The special court martial set up to try former Commander of the 33 Artillery Brigade, Bauchi, Brigadier-General Muraina Raji, over the escape of two Boko Haram suspects from detention at the brigade has discharged and acquitted him.
But the court martial convicted him on what it called “special findings” for which he was sentenced to three months loss of seniority.
Delivring judgment on Friday night, the presidentof the court martial, Major-General John Zaruwa said the sanction, subject to confirmation by the appropriate military authorities, was because the official failed to show interest in the escapees “who were regarded as high profile detainees”.
Zaruwa said the court martial took note of Raji’s meritorious service to the Nigeria Army for the past 33 years during which he received several commendations and awards.

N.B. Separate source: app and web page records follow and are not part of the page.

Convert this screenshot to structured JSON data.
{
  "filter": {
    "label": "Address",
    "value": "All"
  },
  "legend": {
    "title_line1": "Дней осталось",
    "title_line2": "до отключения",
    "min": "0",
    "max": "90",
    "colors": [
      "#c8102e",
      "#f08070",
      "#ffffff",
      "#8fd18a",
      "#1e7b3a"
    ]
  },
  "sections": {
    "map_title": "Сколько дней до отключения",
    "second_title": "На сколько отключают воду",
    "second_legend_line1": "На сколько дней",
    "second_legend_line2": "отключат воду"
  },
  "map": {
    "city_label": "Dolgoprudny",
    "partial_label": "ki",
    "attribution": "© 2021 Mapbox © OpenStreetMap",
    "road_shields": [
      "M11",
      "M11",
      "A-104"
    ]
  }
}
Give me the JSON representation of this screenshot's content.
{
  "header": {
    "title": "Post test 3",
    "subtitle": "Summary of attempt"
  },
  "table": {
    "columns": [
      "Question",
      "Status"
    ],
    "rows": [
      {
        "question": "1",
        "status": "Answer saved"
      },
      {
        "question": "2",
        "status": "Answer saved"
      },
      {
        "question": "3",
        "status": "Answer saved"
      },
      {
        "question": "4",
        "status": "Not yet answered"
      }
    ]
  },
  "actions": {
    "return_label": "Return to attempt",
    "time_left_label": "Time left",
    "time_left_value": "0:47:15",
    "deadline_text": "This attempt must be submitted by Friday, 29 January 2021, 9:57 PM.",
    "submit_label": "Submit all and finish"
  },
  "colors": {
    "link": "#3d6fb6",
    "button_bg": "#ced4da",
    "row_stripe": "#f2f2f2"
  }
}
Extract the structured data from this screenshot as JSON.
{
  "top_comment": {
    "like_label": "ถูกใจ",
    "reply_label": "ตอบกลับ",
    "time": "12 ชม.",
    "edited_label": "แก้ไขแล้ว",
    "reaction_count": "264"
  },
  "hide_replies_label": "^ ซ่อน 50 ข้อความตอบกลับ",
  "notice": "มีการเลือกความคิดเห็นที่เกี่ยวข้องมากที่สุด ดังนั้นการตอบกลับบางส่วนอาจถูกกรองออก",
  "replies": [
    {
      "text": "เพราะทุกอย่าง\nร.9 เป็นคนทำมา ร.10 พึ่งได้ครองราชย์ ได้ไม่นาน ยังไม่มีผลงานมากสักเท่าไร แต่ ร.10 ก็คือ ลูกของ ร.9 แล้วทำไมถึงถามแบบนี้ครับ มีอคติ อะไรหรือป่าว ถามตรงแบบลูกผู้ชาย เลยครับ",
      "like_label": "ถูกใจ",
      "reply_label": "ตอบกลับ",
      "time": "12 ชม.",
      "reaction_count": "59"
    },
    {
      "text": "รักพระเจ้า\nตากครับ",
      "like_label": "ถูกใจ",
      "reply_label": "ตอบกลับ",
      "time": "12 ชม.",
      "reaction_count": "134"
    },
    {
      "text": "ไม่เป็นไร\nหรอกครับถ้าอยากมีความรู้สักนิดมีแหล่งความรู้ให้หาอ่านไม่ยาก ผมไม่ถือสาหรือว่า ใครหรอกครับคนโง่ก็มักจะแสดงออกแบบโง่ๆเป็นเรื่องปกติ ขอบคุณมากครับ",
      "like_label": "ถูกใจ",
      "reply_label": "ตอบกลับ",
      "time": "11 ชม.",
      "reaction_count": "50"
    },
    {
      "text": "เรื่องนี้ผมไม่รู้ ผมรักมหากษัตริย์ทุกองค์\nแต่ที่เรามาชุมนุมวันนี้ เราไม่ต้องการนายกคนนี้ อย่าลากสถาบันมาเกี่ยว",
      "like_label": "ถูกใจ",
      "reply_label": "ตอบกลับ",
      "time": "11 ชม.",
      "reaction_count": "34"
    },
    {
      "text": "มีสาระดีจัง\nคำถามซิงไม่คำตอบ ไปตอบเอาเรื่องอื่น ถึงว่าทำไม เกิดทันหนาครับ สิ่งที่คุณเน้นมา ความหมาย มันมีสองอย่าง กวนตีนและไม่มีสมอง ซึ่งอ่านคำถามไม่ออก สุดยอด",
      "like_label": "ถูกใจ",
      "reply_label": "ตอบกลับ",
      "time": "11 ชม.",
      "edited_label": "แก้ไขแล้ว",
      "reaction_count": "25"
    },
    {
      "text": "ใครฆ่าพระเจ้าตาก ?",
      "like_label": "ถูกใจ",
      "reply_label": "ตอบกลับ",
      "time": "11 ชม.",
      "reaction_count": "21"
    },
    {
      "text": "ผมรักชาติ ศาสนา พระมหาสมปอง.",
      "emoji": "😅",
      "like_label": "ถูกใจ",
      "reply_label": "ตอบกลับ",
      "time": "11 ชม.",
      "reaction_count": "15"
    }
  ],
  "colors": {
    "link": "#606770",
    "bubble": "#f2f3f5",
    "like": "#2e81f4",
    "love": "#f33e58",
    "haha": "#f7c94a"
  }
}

“It is your willingness to cooperate with other security agencies to accept suspects for safe-keeping with good intentions which had led to this unfortunate incident of escape which led to this trial. The court found out that, in your career, you have never had any case of indiscipline, misdemeanour or misconduct. In view of all these good deeds, the court has decided to award you three months loss of seniority in your present rank of Brigadier General. This award is subject to confirmation by appropriate superior authorities.”, he stated.
The court martial was constituted by former General Officer Commanding, Three Armoured Division, Major-General John Idoko, to try Raji over alleged neglect to perform military duties punishable under Section 62(b) of Armed Forces Act (AFA) CAP A20 Law of the Federation of Nigeria 2004 by failing to provide guard and standing orders for soldiers on duty at the Wetland Detention Facility at Shadawanka Barracks between January 17 and February 18.

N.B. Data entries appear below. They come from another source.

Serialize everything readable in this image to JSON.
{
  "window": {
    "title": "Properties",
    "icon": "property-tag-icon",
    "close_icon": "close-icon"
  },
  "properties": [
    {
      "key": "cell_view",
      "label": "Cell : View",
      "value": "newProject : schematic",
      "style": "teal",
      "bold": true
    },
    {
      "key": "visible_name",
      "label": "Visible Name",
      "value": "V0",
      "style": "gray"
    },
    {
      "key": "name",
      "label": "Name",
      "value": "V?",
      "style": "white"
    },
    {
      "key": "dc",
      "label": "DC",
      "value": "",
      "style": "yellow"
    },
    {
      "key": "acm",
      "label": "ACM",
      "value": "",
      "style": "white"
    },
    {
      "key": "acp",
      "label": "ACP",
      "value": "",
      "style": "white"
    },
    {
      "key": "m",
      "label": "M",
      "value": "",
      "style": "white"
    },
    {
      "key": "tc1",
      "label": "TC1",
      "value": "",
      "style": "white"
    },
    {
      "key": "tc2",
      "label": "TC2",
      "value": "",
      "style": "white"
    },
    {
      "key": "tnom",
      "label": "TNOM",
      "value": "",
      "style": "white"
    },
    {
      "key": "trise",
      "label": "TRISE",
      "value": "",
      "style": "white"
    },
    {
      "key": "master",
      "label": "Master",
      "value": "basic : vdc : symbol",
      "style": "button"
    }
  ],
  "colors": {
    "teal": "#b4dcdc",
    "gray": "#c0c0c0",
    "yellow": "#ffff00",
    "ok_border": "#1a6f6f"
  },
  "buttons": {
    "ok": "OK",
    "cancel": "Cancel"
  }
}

He was also charged with negligent performance of military duties punishable under the same section of AFA at Shadawanka Barracks by failing to adequately assign responsibilities to officers under him to guarantee the safety of high profile detainees at the detention facility.
The third allegation was failure to perform military duties punishable under the same law for neglecting to provide feeding for the two guards performing 24 hours’ duty at detention facility as a result of which one of them went in search of food during which the detainees escaped.
Reacting to the judgment, the lead defence counsel, Mr. Femi Falana, described it as contradictory in law for a court to discharge and acquit an accused and, at the same time, slam a sentence on him.
He said: “After exonerating the general in its verdict, the special court martial, which sat in Jos, turned round, in a rather bizzare manner, to frame a new charge of conduct prejudicial to service discipline contrary to section 103 (1) of the Armed Forces Act against him.
“Without asking the accused officer to plead to the new charge and defend himself, he was convicted and sentenced to a three-month loss of seniority. Thus the special court martial turned itself into the accuser, the prosecutor, the witness and the judge in a criminal case, contrary to all known canons of natural justice.”
Falana, nonetheless, commended the speed with which the trial was conducted, urging other judicial organs to borrow from the example.
The lead defense counsel was absent at the judgement which was initially fixed for October 4 based on an agreement of the court, the prosecution and the defence, but the court later changed its mind and went ahead to deliver judgement at about 8.30 on Friday, lasting till about 10 p.m.